Do technology and religion belong together?

As I begin the arduous journey of writing a theses, I am pulled in so many different directions. At the time of this writing, I am interested in technology and the kind of community that can come from it. In other words, can technology  provide the interaction, intimacy, and ultimately discipleship relationships that are necessary in Christian community? The American church has suffered greatly with a lack of discipleship and deep community; the end result of this project has to be way toward depth and intimacy.
As cities increase in density, and housing prices soar, the church must have a solution for those who are unable to “keep up with the joneses.” The fact is, churches are needed in cities and neighborhoods, an issue for these churches is sustainability financially, culturally, and theologically. This has become an issue for most churches that reside in cities like Seattle, NYC, Chicago, and LA, to name a few. Another issue facing churches is the transient nature of most urban people. In a city like Seattle, where many people come to pad their resume, the likelihood of a long term stay or the feeling of calling Seattle ‘home’ is generally unlikely. A few reasons for this is the lack of affordability and the American dream of owning a home with a yard and white picket fence. In a city like seattle, single family homes are becoming a snapshot of another time and era. The next step for a young family is to move outside of the city and raise their family. This, then, makes churches in urban centers usually smaller and unable to afford the soaring costs associated with city life.
Can technology be an answer? Can the use of social media foster the community and sustainability that is needed for urban churches to remain present in the neighborhood it is serving? Is technology able to create biblical fellowship that produces and fosters the same intimacies that happen in person to person encounters?

Red Pill or Blue Pill?

I know, I know, you’ve seen the movie and this is nothing new. Well, I am gaining a whole new appreciation for the metaphor. In this endeavor to study for, and get a PhD, the temptation to take the blue pill is real. (I’m only a week in!). Take the blue pill, go home, and everything stays the same. However, the red pill is all about how deep the rabbit hole goes. I must say the desire to search, uncover, pry open, and discover is much more appealing. The rabbit hole is deep, and I want to know how deep it goes.

The research on technology and faith is uncovering some very interesting research. For instance, church leaders using the internet to keep connections, and keep up with relationships has become common place (from 78% in 2000, to 98% in 2014. Barna Research). The exciting part of technology is the ability to create religious experience and connect people to Christ. This ‘new media’ is being used more and more. I look forward to exploring what that could mean for a church like ours in a city like Seattle.

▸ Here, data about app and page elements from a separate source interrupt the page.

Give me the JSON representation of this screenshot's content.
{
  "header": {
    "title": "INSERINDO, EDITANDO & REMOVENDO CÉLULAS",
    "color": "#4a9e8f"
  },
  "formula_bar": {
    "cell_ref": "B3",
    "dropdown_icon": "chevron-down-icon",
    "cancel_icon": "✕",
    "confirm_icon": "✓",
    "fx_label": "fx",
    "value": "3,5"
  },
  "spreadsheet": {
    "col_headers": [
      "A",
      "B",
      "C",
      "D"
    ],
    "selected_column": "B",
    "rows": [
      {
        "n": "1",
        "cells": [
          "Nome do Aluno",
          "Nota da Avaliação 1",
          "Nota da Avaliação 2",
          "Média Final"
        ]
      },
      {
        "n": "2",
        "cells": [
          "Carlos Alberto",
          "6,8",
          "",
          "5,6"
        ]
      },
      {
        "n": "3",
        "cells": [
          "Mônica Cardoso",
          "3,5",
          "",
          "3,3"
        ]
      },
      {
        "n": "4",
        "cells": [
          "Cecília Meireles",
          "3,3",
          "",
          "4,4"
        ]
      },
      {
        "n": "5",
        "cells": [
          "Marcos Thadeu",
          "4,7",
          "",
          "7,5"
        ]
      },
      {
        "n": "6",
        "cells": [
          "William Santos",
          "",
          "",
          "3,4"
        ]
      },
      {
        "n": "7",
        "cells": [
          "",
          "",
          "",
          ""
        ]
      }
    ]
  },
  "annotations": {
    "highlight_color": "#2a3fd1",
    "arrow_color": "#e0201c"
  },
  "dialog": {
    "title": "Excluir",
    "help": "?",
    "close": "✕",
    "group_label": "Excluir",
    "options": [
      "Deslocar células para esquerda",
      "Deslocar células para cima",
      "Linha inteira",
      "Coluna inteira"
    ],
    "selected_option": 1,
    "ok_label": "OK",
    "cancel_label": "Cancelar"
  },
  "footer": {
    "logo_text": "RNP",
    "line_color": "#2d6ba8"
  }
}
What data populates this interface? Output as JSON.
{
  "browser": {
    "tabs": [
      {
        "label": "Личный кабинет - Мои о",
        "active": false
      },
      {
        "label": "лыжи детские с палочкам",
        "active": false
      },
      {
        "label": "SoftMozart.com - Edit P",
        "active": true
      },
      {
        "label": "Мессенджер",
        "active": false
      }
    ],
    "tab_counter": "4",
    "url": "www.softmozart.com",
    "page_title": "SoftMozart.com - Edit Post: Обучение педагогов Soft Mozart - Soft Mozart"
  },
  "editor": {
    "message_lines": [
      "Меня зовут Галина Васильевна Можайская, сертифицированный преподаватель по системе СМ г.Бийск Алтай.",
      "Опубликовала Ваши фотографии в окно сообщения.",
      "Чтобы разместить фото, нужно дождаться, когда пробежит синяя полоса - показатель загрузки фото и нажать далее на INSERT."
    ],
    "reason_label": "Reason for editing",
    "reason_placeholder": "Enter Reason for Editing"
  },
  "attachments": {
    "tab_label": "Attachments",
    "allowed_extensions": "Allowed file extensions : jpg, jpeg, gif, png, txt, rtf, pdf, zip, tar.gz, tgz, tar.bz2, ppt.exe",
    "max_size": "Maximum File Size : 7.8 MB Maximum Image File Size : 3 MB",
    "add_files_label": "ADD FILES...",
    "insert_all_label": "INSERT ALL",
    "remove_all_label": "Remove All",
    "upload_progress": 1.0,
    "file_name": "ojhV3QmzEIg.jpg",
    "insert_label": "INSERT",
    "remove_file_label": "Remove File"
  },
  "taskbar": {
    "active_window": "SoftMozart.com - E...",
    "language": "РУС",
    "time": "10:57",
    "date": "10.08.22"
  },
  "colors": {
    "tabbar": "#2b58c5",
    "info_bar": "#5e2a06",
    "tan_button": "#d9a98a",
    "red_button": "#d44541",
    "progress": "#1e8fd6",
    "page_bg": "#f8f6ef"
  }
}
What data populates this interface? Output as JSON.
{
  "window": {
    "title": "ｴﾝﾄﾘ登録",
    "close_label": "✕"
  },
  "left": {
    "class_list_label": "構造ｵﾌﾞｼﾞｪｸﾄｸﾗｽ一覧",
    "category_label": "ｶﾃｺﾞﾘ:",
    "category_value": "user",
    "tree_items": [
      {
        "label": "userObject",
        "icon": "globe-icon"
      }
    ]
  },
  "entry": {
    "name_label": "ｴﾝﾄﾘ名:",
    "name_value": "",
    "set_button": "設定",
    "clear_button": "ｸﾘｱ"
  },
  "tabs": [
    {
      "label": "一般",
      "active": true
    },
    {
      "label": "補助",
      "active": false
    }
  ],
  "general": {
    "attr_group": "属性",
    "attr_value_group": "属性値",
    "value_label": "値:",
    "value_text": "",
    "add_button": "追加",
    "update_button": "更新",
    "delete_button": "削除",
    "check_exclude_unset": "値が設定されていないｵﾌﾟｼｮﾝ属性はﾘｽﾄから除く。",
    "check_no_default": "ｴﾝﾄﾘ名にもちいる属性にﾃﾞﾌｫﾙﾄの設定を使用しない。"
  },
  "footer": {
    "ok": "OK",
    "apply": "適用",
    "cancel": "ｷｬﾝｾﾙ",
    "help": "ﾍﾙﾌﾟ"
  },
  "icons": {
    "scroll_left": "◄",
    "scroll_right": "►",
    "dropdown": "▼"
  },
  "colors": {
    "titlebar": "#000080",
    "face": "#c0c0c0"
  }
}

I’m off to get a glass of water, I need to take a pill….

Technology and Community

I grabbed an excerpt from my writing journal this week. This is only beginning thoughts, but I’d like to give it a go and see what questions or comments you may have.

As I begin the arduous task of writing a thesis, I am flooded with so many different directions. At the time of this writing, I am interested in technology and the possibilities of community that can be developed from it. In other words, is technology able to provide the interaction, intimacy and ultimately, discipleship relationships that are necessary in Christian community? The American church has suffered greatly with regard to discipleship and deep community, the end result of this project has to be way toward depth and intimacy. I am curious to know if technology can provide such an experience. Is technology an answer? Can the use of social media foster the community and sustainability that is needed for Urban churches to remain present in the neighborhood it is serving? Is technology able to create biblical fellowship that produces and fosters the same intimacies that happen in person to person encounters? 

Down the rabbit hole I go.